- _Problem details_: Return all of the entries below, word for word. Omit each picture.

Data records:
---*---
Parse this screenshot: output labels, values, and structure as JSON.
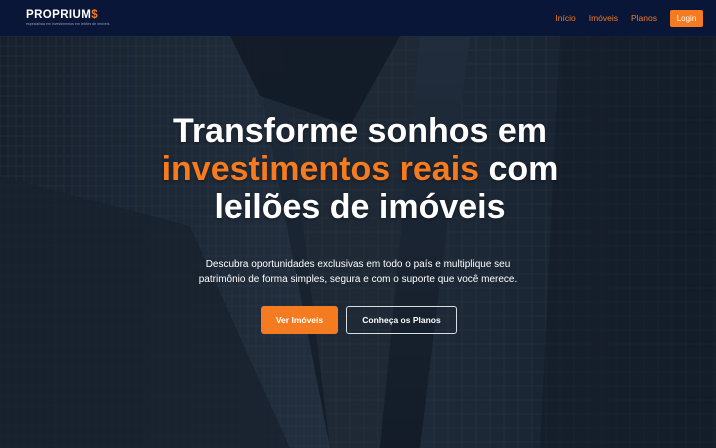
{
  "brand": {
    "name_main": "PROPRIUM",
    "name_accent": "$",
    "tagline": "especialista em investimentos em leilões de imóveis"
  },
  "nav": {
    "items": [
      {
        "label": "Início"
      },
      {
        "label": "Imóveis"
      },
      {
        "label": "Planos"
      }
    ],
    "login_label": "Login"
  },
  "hero": {
    "title_part1": "Transforme sonhos em ",
    "title_highlight": "investimentos reais",
    "title_part2": " com leilões de imóveis",
    "subtitle_line1": "Descubra oportunidades exclusivas em todo o país e multiplique seu",
    "subtitle_line2": "patrimônio de forma simples, segura e com o suporte que você merece.",
    "primary_button": "Ver Imóveis",
    "secondary_button": "Conheça os Planos",
    "background_image": "low-angle-skyscrapers-icon"
  },
  "colors": {
    "accent": "#f47b20",
    "navbar": "#0a1638",
    "text": "#ffffff"
  }
}
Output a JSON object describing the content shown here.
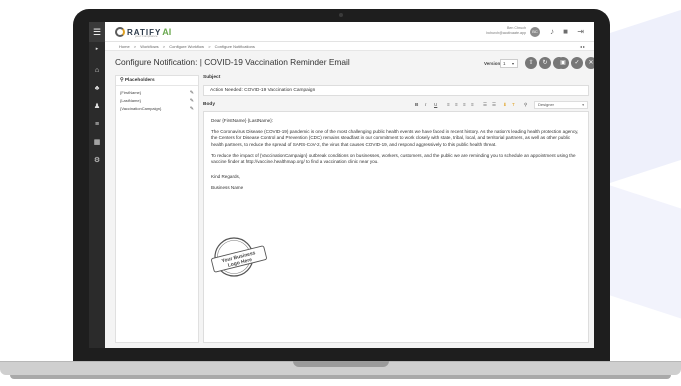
{
  "app": {
    "logo_main": "RATIFY",
    "logo_ai": "AI",
    "logo_tag": "your Compliance"
  },
  "user": {
    "name": "Ben Chruch",
    "email": "bchurch@acctivaate.app",
    "initials": "BC"
  },
  "rail": {
    "items": [
      "home-icon",
      "users-icon",
      "sitemap-icon",
      "list-icon",
      "chart-icon",
      "cogs-icon"
    ]
  },
  "breadcrumb": [
    "Home",
    ">",
    "Workflows",
    ">",
    "Configure Workflow",
    ">",
    "Configure Notifications"
  ],
  "page": {
    "title": "Configure Notification: | COVID-19 Vaccination Reminder Email",
    "title_fade": "",
    "version_label": "Version",
    "version_value": "1"
  },
  "placeholders": {
    "header": "Placeholders",
    "items": [
      "{FirstName}",
      "{LastName}",
      "{VaccinationCampaign}"
    ]
  },
  "subject": {
    "label": "Subject",
    "value": "Action Needed: COVID-19 Vaccination Campaign"
  },
  "body": {
    "label": "Body",
    "toolbar": {
      "bold": "B",
      "italic": "I",
      "underline": "U",
      "designer": "Designer"
    },
    "greeting": "Dear {FirstName} {LastName}:",
    "p1": "The Coronavirus Disease (COVID-19) pandemic is one of the most challenging public health events we have faced in recent history. As the nation's leading health protection agency, the Centers for Disease Control and Prevention (CDC) remains steadfast in our commitment to work closely with state, tribal, local, and territorial partners, as well as other public health partners, to reduce the spread of SARS-CoV-2, the virus that causes COVID-19, and respond aggressively to this public health threat.",
    "p2": "To reduce the impact of {VaccinationCampaign} outbreak conditions on businesses, workers, customers, and the public we are reminding you to schedule an appointment using the vaccine finder at http://vaccine.healthmap.org/ to find a vaccination clinic near you.",
    "closing": "Kind Regards,",
    "signature": "Business Name",
    "stamp_text": "Your Business Logo Here"
  },
  "colors": {
    "rail": "#2b2b2b",
    "bezel": "#1e1e1e",
    "button": "#777777"
  }
}
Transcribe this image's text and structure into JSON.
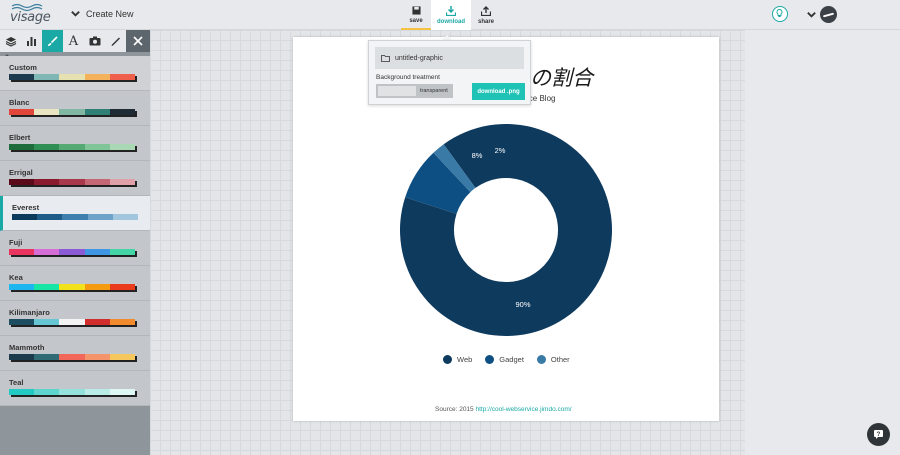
{
  "app": {
    "logo_text": "visage",
    "create_new_label": "Create New"
  },
  "toolbar": {
    "save_label": "save",
    "download_label": "download",
    "share_label": "share"
  },
  "sidebar": {
    "tools": [
      "layers-icon",
      "chart-icon",
      "brush-icon",
      "text-icon",
      "camera-icon",
      "pen-icon",
      "close-icon"
    ],
    "text_tool_glyph": "A",
    "themes": [
      {
        "name": "Custom",
        "colors": [
          "#1d3b4f",
          "#7fb7b5",
          "#e6e1b0",
          "#f4b35a",
          "#ef5f4c"
        ]
      },
      {
        "name": "Blanc",
        "colors": [
          "#e2463a",
          "#e9e4c1",
          "#7fb7a3",
          "#2f7f76",
          "#1e2b35"
        ]
      },
      {
        "name": "Elbert",
        "colors": [
          "#1e6b3c",
          "#2f8f55",
          "#55aa73",
          "#7fc597",
          "#aad8b4"
        ]
      },
      {
        "name": "Errigal",
        "colors": [
          "#5a0a19",
          "#8a1a2e",
          "#a8394a",
          "#c56775",
          "#e0a0a8"
        ]
      },
      {
        "name": "Everest",
        "colors": [
          "#0b3a5c",
          "#1f5c88",
          "#3f7fae",
          "#6ea3c9",
          "#a2c6de"
        ]
      },
      {
        "name": "Fuji",
        "colors": [
          "#e8345f",
          "#d56fd6",
          "#8a5bd4",
          "#3f96e3",
          "#43d6a4"
        ]
      },
      {
        "name": "Kea",
        "colors": [
          "#1eb6f0",
          "#17e5a5",
          "#f2e21c",
          "#f59b12",
          "#ea3b1c"
        ]
      },
      {
        "name": "Kilimanjaro",
        "colors": [
          "#1c4d61",
          "#66c6d3",
          "#f3f3f3",
          "#d22d2d",
          "#f28a2e"
        ]
      },
      {
        "name": "Mammoth",
        "colors": [
          "#1b3a4b",
          "#2f6a75",
          "#f2675a",
          "#f5946a",
          "#f6c75c"
        ]
      },
      {
        "name": "Teal",
        "colors": [
          "#22cac3",
          "#5dd4cd",
          "#94e1db",
          "#b9ece7",
          "#dcf7f4"
        ]
      }
    ],
    "selected_theme": "Everest"
  },
  "popup": {
    "filename": "untitled-graphic",
    "bg_label": "Background treatment",
    "bg_value": "transparent",
    "download_button": "download .png"
  },
  "chart_data": {
    "type": "pie",
    "title": "の割合",
    "subtitle": "ice Blog",
    "categories": [
      "Web",
      "Gadget",
      "Other"
    ],
    "values": [
      90,
      8,
      2
    ],
    "data_labels": [
      "90%",
      "8%",
      "2%"
    ],
    "colors": [
      "#0e3a5e",
      "#0d4f82",
      "#3a7aa7"
    ],
    "donut": true,
    "legend_position": "bottom",
    "source_prefix": "Source: 2015",
    "source_link": "http://cool-webservice.jimdo.com/"
  }
}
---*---
- _Answer to this task_:
Parse this screenshot: output labels, values, and structure as JSON.
{
  "brand": {
    "name_main": "PROPRIUM",
    "name_accent": "$",
    "tagline": "especialista em investimentos em leilões de imóveis"
  },
  "nav": {
    "items": [
      {
        "label": "Início"
      },
      {
        "label": "Imóveis"
      },
      {
        "label": "Planos"
      }
    ],
    "login_label": "Login"
  },
  "hero": {
    "title_part1": "Transforme sonhos em ",
    "title_highlight": "investimentos reais",
    "title_part2": " com leilões de imóveis",
    "subtitle_line1": "Descubra oportunidades exclusivas em todo o país e multiplique seu",
    "subtitle_line2": "patrimônio de forma simples, segura e com o suporte que você merece.",
    "primary_button": "Ver Imóveis",
    "secondary_button": "Conheça os Planos",
    "background_image": "low-angle-skyscrapers-icon"
  },
  "colors": {
    "accent": "#f47b20",
    "navbar": "#0a1638",
    "text": "#ffffff"
  }
}
Output a JSON object describing the content shown here.
{
  "app": {
    "logo_main": "RATIFY",
    "logo_ai": "AI",
    "logo_tag": "your Compliance"
  },
  "user": {
    "name": "Ben Chruch",
    "email": "bchurch@acctivaate.app",
    "initials": "BC"
  },
  "rail": {
    "items": [
      "home-icon",
      "users-icon",
      "sitemap-icon",
      "list-icon",
      "chart-icon",
      "cogs-icon"
    ]
  },
  "breadcrumb": [
    "Home",
    ">",
    "Workflows",
    ">",
    "Configure Workflow",
    ">",
    "Configure Notifications"
  ],
  "page": {
    "title": "Configure Notification: | COVID-19 Vaccination Reminder Email",
    "title_fade": "",
    "version_label": "Version",
    "version_value": "1"
  },
  "placeholders": {
    "header": "Placeholders",
    "items": [
      "{FirstName}",
      "{LastName}",
      "{VaccinationCampaign}"
    ]
  },
  "subject": {
    "label": "Subject",
    "value": "Action Needed: COVID-19 Vaccination Campaign"
  },
  "body": {
    "label": "Body",
    "toolbar": {
      "bold": "B",
      "italic": "I",
      "underline": "U",
      "designer": "Designer"
    },
    "greeting": "Dear {FirstName} {LastName}:",
    "p1": "The Coronavirus Disease (COVID-19) pandemic is one of the most challenging public health events we have faced in recent history. As the nation's leading health protection agency, the Centers for Disease Control and Prevention (CDC) remains steadfast in our commitment to work closely with state, tribal, local, and territorial partners, as well as other public health partners, to reduce the spread of SARS-CoV-2, the virus that causes COVID-19, and respond aggressively to this public health threat.",
    "p2": "To reduce the impact of {VaccinationCampaign} outbreak conditions on businesses, workers, customers, and the public we are reminding you to schedule an appointment using the vaccine finder at http://vaccine.healthmap.org/ to find a vaccination clinic near you.",
    "closing": "Kind Regards,",
    "signature": "Business Name",
    "stamp_text": "Your Business Logo Here"
  },
  "colors": {
    "rail": "#2b2b2b",
    "bezel": "#1e1e1e",
    "button": "#777777"
  }
}
Transcribe this image's text and structure into JSON.
{
  "app": {
    "logo_text": "visage",
    "create_new_label": "Create New"
  },
  "toolbar": {
    "save_label": "save",
    "download_label": "download",
    "share_label": "share"
  },
  "sidebar": {
    "tools": [
      "layers-icon",
      "chart-icon",
      "brush-icon",
      "text-icon",
      "camera-icon",
      "pen-icon",
      "close-icon"
    ],
    "text_tool_glyph": "A",
    "themes": [
      {
        "name": "Custom",
        "colors": [
          "#1d3b4f",
          "#7fb7b5",
          "#e6e1b0",
          "#f4b35a",
          "#ef5f4c"
        ]
      },
      {
        "name": "Blanc",
        "colors": [
          "#e2463a",
          "#e9e4c1",
          "#7fb7a3",
          "#2f7f76",
          "#1e2b35"
        ]
      },
      {
        "name": "Elbert",
        "colors": [
          "#1e6b3c",
          "#2f8f55",
          "#55aa73",
          "#7fc597",
          "#aad8b4"
        ]
      },
      {
        "name": "Errigal",
        "colors": [
          "#5a0a19",
          "#8a1a2e",
          "#a8394a",
          "#c56775",
          "#e0a0a8"
        ]
      },
      {
        "name": "Everest",
        "colors": [
          "#0b3a5c",
          "#1f5c88",
          "#3f7fae",
          "#6ea3c9",
          "#a2c6de"
        ]
      },
      {
        "name": "Fuji",
        "colors": [
          "#e8345f",
          "#d56fd6",
          "#8a5bd4",
          "#3f96e3",
          "#43d6a4"
        ]
      },
      {
        "name": "Kea",
        "colors": [
          "#1eb6f0",
          "#17e5a5",
          "#f2e21c",
          "#f59b12",
          "#ea3b1c"
        ]
      },
      {
        "name": "Kilimanjaro",
        "colors": [
          "#1c4d61",
          "#66c6d3",
          "#f3f3f3",
          "#d22d2d",
          "#f28a2e"
        ]
      },
      {
        "name": "Mammoth",
        "colors": [
          "#1b3a4b",
          "#2f6a75",
          "#f2675a",
          "#f5946a",
          "#f6c75c"
        ]
      },
      {
        "name": "Teal",
        "colors": [
          "#22cac3",
          "#5dd4cd",
          "#94e1db",
          "#b9ece7",
          "#dcf7f4"
        ]
      }
    ],
    "selected_theme": "Everest"
  },
  "popup": {
    "filename": "untitled-graphic",
    "bg_label": "Background treatment",
    "bg_value": "transparent",
    "download_button": "download .png"
  },
  "chart_data": {
    "type": "pie",
    "title": "の割合",
    "subtitle": "ice Blog",
    "categories": [
      "Web",
      "Gadget",
      "Other"
    ],
    "values": [
      90,
      8,
      2
    ],
    "data_labels": [
      "90%",
      "8%",
      "2%"
    ],
    "colors": [
      "#0e3a5e",
      "#0d4f82",
      "#3a7aa7"
    ],
    "donut": true,
    "legend_position": "bottom",
    "source_prefix": "Source: 2015",
    "source_link": "http://cool-webservice.jimdo.com/"
  }
}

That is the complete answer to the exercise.